“Sweden is ready and will act for a new asylum system in the EU that is based on equal distribution and in which asylum is sought in the EU – not in an individual country,” said Swedish Prime Minister Stefan Löfven as he debated current EU affairs with MEPs at the plenary session in Strasbourg Wednesday afternoon. In his speech, Löfven addressed the current refugee crisis and the need to reform the common asylum system, but he also urged the need for a more social Europe.
The Swedish Prime Minister said the Dublin Regulation, that stipulates which member state should examine asylum applications, had had its day. “If we do not create a new common and sustainable asylum system, more countries will be forced to act unilaterally, which will hurt mobility, trade and, most of all, it will hurt the human beings who are fleeing,” said Löfven. He added the EU needed to help put an end to the causes of the refugee crisis: “We must move from chaos to control, otherwise we risk the European cooperation as we know it."
Löfven also stressed the need for a social Europe: “In a world where 62 people can own as much as 3.5 billion people, in such a world we need a European Union that works for equality, and everyone’s chance to pursue their innermost hopes for a good life.” The prime minister also called for a summit in Sweden next year to draw up a strategy to make this possible.

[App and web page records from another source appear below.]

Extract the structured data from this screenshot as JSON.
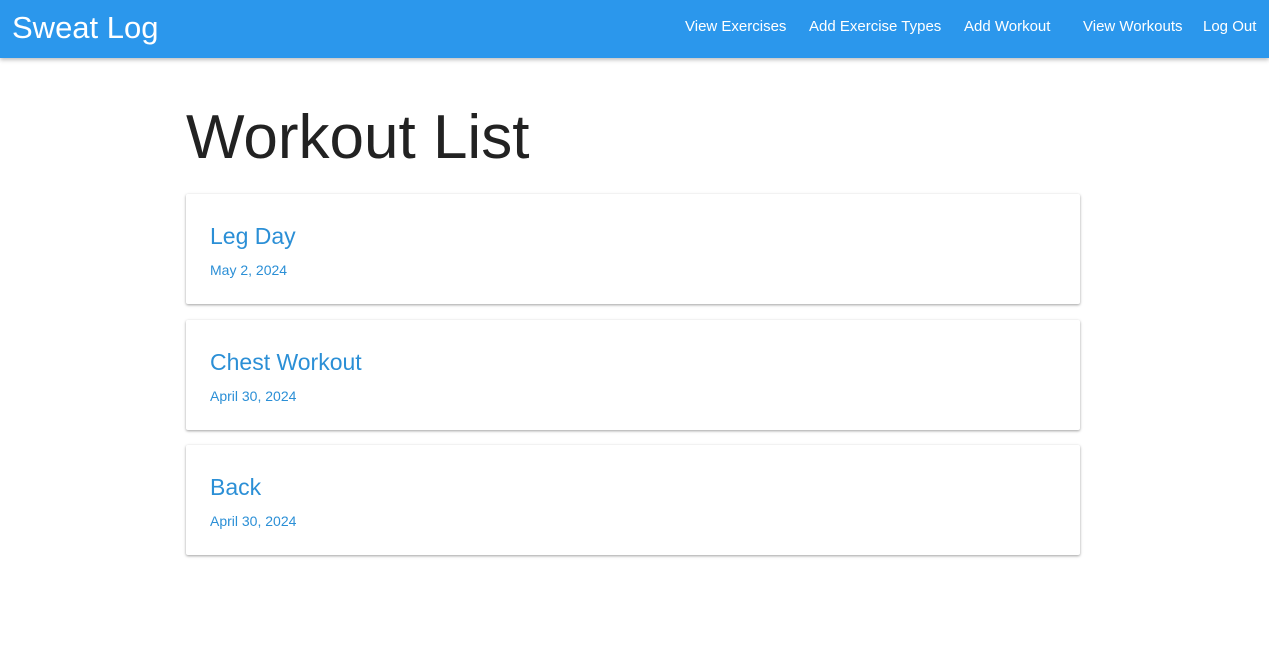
{
  "navbar": {
    "brand": "Sweat Log",
    "links": [
      {
        "label": "View Exercises"
      },
      {
        "label": "Add Exercise Types"
      },
      {
        "label": "Add Workout"
      },
      {
        "label": "View Workouts"
      },
      {
        "label": "Log Out"
      }
    ],
    "background_color": "#2b97ec"
  },
  "main": {
    "title": "Workout List",
    "workouts": [
      {
        "name": "Leg Day",
        "date": "May 2, 2024"
      },
      {
        "name": "Chest Workout",
        "date": "April 30, 2024"
      },
      {
        "name": "Back",
        "date": "April 30, 2024"
      }
    ]
  },
  "colors": {
    "accent": "#2b8fd6",
    "title_text": "#222222"
  }
}
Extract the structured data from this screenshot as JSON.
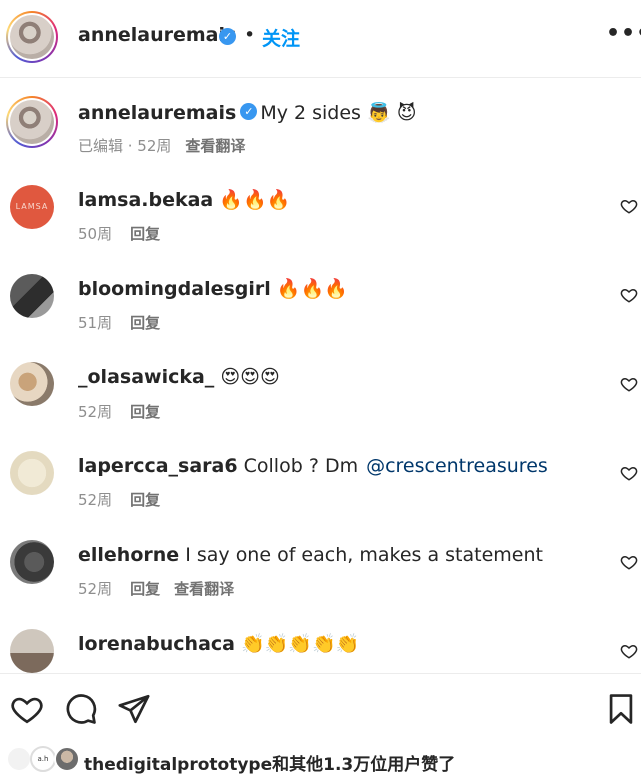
{
  "header": {
    "username": "annelauremais",
    "verified_mark": "✓",
    "separator": "•",
    "follow_label": "关注",
    "more_label": "•••"
  },
  "caption": {
    "username": "annelauremais",
    "verified_mark": "✓",
    "text": "My 2 sides 👼 😈",
    "meta": "已编辑 · 52周",
    "translate_label": "查看翻译"
  },
  "comments": [
    {
      "username": "lamsa.bekaa",
      "text": "🔥🔥🔥",
      "mention": "",
      "time": "50周",
      "reply_label": "回复",
      "translate_label": "",
      "avatar_text": "LAMSA"
    },
    {
      "username": "bloomingdalesgirl",
      "text": "🔥🔥🔥",
      "mention": "",
      "time": "51周",
      "reply_label": "回复",
      "translate_label": ""
    },
    {
      "username": "_olasawicka_",
      "text": "😍😍😍",
      "mention": "",
      "time": "52周",
      "reply_label": "回复",
      "translate_label": ""
    },
    {
      "username": "lapercca_sara6",
      "text": "Collob ? Dm",
      "mention": "@crescentreasures",
      "time": "52周",
      "reply_label": "回复",
      "translate_label": ""
    },
    {
      "username": "ellehorne",
      "text": "I say one of each, makes a statement",
      "mention": "",
      "time": "52周",
      "reply_label": "回复",
      "translate_label": "查看翻译"
    },
    {
      "username": "lorenabuchaca",
      "text": "👏👏👏👏👏",
      "mention": "",
      "time": "",
      "reply_label": "",
      "translate_label": ""
    }
  ],
  "likes": {
    "text": "thedigitalprototype和其他1.3万位用户赞了",
    "mini_avatar_1": "",
    "mini_avatar_2": "a.h"
  },
  "colors": {
    "link_blue": "#0095f6",
    "verified_blue": "#3897f0",
    "mention_blue": "#00376b",
    "meta_gray": "#8e8e8e"
  },
  "icons": [
    "more-icon",
    "verified-icon",
    "heart-icon",
    "comment-icon",
    "share-icon",
    "bookmark-icon"
  ]
}
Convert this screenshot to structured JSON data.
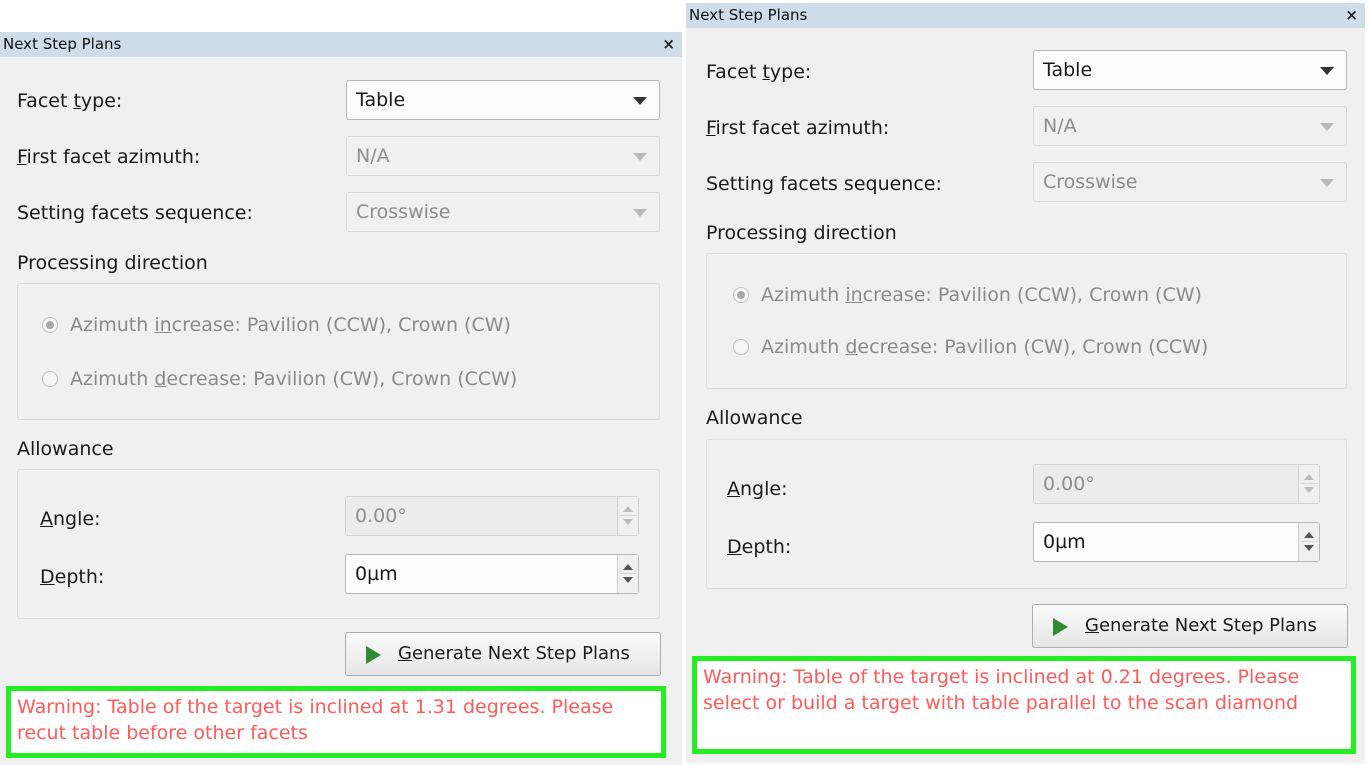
{
  "panels": [
    {
      "title": "Next Step Plans",
      "close_label": "×",
      "facet_type": {
        "label_pre": "Facet ",
        "label_u": "t",
        "label_post": "ype:",
        "value": "Table"
      },
      "first_facet": {
        "label_pre": "",
        "label_u": "F",
        "label_post": "irst facet azimuth:",
        "value": "N/A"
      },
      "sequence": {
        "label": "Setting facets sequence:",
        "value": "Crosswise"
      },
      "processing": {
        "heading": "Processing direction",
        "increase": {
          "pre": "Azimuth ",
          "u": "in",
          "post": "crease: Pavilion (CCW), Crown (CW)"
        },
        "decrease": {
          "pre": "Azimuth ",
          "u": "d",
          "post": "ecrease: Pavilion (CW), Crown (CCW)"
        }
      },
      "allowance": {
        "heading": "Allowance",
        "angle": {
          "u": "A",
          "post": "ngle:",
          "value": "0.00°"
        },
        "depth": {
          "u": "D",
          "post": "epth:",
          "value": "0µm"
        }
      },
      "generate": {
        "u": "G",
        "post": "enerate Next Step Plans"
      },
      "warning": "Warning: Table of the target is inclined at 1.31 degrees. Please recut table before other facets"
    },
    {
      "title": "Next Step Plans",
      "close_label": "×",
      "facet_type": {
        "label_pre": "Facet ",
        "label_u": "t",
        "label_post": "ype:",
        "value": "Table"
      },
      "first_facet": {
        "label_pre": "",
        "label_u": "F",
        "label_post": "irst facet azimuth:",
        "value": "N/A"
      },
      "sequence": {
        "label": "Setting facets sequence:",
        "value": "Crosswise"
      },
      "processing": {
        "heading": "Processing direction",
        "increase": {
          "pre": "Azimuth ",
          "u": "in",
          "post": "crease: Pavilion (CCW), Crown (CW)"
        },
        "decrease": {
          "pre": "Azimuth ",
          "u": "d",
          "post": "ecrease: Pavilion (CW), Crown (CCW)"
        }
      },
      "allowance": {
        "heading": "Allowance",
        "angle": {
          "u": "A",
          "post": "ngle:",
          "value": "0.00°"
        },
        "depth": {
          "u": "D",
          "post": "epth:",
          "value": "0µm"
        }
      },
      "generate": {
        "u": "G",
        "post": "enerate Next Step Plans"
      },
      "warning": "Warning: Table of the target is inclined at 0.21 degrees. Please select or build a target with table parallel to the scan diamond"
    }
  ]
}
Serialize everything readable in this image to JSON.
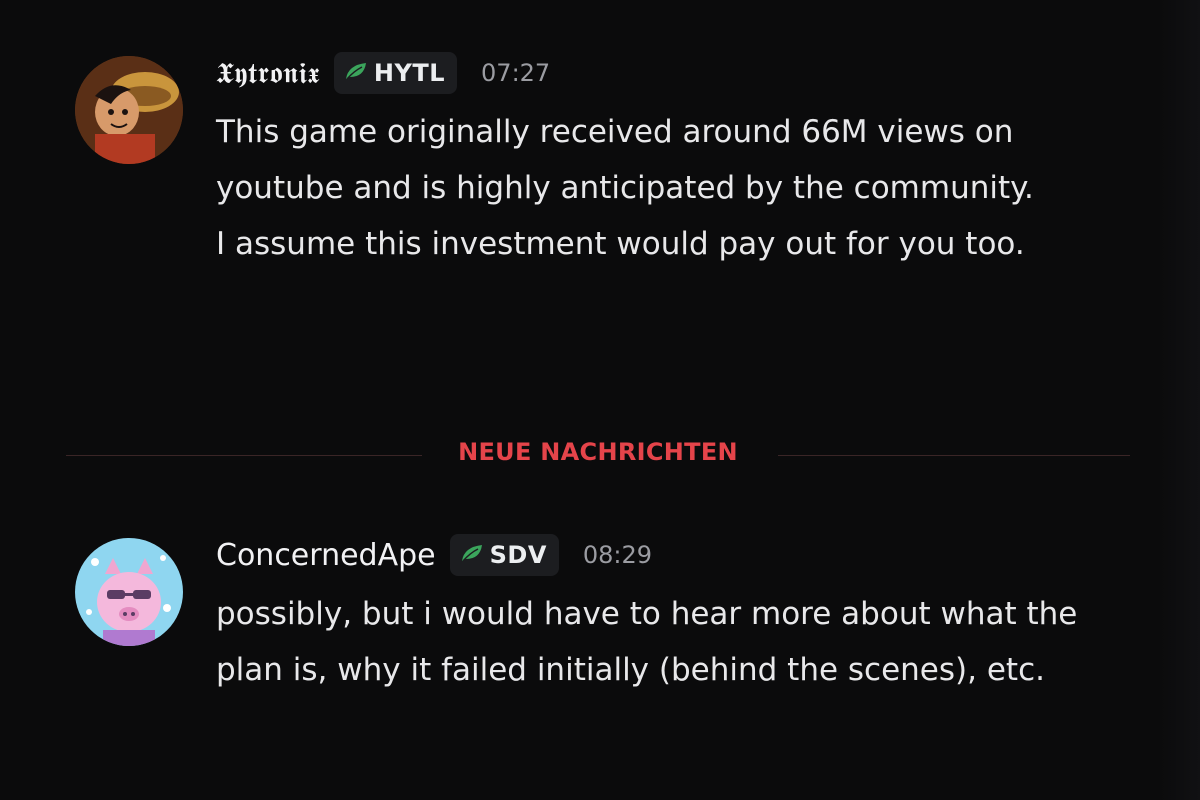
{
  "messages": [
    {
      "username": "𝖃𝖞𝖙𝖗𝖔𝖓𝖎𝖝",
      "tag": "HYTL",
      "time": "07:27",
      "lines": [
        "This game originally received around 66M views on youtube and is highly anticipated by the community.",
        "I assume this investment would pay out for you too."
      ],
      "avatar": "anime-character-avatar"
    },
    {
      "username": "ConcernedApe",
      "tag": "SDV",
      "time": "08:29",
      "lines": [
        "possibly, but i would have to hear more about what the plan is, why it failed initially (behind the scenes), etc."
      ],
      "avatar": "pink-pig-avatar"
    }
  ],
  "divider": {
    "label": "NEUE NACHRICHTEN",
    "color": "#e5444a"
  },
  "colors": {
    "background": "#0b0b0c",
    "tag_leaf": "#3ba55c",
    "tag_bg": "#1c1d20"
  }
}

The plenary debate was followed by a short press conference featuring Löfven and EP President Martin Schulz.